Activity: Each record should be set down again so that it matches the original exactly.

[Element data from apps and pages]
- - - - - - -

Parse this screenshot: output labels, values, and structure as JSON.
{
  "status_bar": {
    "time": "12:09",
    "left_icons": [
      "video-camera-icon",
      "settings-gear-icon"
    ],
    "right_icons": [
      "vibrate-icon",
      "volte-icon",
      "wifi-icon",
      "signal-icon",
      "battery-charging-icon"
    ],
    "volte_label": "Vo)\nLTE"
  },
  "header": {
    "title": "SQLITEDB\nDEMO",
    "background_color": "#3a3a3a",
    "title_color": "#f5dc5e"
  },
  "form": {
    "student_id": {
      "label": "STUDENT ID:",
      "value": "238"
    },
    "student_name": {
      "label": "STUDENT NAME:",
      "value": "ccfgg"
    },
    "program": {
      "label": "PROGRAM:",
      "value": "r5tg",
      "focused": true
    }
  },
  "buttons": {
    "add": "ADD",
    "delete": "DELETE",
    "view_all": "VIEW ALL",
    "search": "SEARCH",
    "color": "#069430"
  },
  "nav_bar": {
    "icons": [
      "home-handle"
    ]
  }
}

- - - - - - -

Task output:
Parse this screenshot: output labels, values, and structure as JSON.
{
  "status_bar": {
    "time": "12:09",
    "left_icons": [
      "video-camera-icon",
      "settings-gear-icon"
    ],
    "right_icons": [
      "vibrate-icon",
      "volte-icon",
      "wifi-icon",
      "signal-icon",
      "battery-charging-icon"
    ],
    "volte_label": "Vo)\nLTE"
  },
  "header": {
    "title": "SQLITEDB\nDEMO",
    "background_color": "#3a3a3a",
    "title_color": "#f5dc5e"
  },
  "form": {
    "student_id": {
      "label": "STUDENT ID:",
      "value": "238"
    },
    "student_name": {
      "label": "STUDENT NAME:",
      "value": "ccfgg"
    },
    "program": {
      "label": "PROGRAM:",
      "value": "r5tg",
      "focused": true
    }
  },
  "buttons": {
    "add": "ADD",
    "delete": "DELETE",
    "view_all": "VIEW ALL",
    "search": "SEARCH",
    "color": "#069430"
  },
  "nav_bar": {
    "icons": [
      "home-handle"
    ]
  }
}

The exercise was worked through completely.